Data records for software interfaces
- Opening Delimiter -

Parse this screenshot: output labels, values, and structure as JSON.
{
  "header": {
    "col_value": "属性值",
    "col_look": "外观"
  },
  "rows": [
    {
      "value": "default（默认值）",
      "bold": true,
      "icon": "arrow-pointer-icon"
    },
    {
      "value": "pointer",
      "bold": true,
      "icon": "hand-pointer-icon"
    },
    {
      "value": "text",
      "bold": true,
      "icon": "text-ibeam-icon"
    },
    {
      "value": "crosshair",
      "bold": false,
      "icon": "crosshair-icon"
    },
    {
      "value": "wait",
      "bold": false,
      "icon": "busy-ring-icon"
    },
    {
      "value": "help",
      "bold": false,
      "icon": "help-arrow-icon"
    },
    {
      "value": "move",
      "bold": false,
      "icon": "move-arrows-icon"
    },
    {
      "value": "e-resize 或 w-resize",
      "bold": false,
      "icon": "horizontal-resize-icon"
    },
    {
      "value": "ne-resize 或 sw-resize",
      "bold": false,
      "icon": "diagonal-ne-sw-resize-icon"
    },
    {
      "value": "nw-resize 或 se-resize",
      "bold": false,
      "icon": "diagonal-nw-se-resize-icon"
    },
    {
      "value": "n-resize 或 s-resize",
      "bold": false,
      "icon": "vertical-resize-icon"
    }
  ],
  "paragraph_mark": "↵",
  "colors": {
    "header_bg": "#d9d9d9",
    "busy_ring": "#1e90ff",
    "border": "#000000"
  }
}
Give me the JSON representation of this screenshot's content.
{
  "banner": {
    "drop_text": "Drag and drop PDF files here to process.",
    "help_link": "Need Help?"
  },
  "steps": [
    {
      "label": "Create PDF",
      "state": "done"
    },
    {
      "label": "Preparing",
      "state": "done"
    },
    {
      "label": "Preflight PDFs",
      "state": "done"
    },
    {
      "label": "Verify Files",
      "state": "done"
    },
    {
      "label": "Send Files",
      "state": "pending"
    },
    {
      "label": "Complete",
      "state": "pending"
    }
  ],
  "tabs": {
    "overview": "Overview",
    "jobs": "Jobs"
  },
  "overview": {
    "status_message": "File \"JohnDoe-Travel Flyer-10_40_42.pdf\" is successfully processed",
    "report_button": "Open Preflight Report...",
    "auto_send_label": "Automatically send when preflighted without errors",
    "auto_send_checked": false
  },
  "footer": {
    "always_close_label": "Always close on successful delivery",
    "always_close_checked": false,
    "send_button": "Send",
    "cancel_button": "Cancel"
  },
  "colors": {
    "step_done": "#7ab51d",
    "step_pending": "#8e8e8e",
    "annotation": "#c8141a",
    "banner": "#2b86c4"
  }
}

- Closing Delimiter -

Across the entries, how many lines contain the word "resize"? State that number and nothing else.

8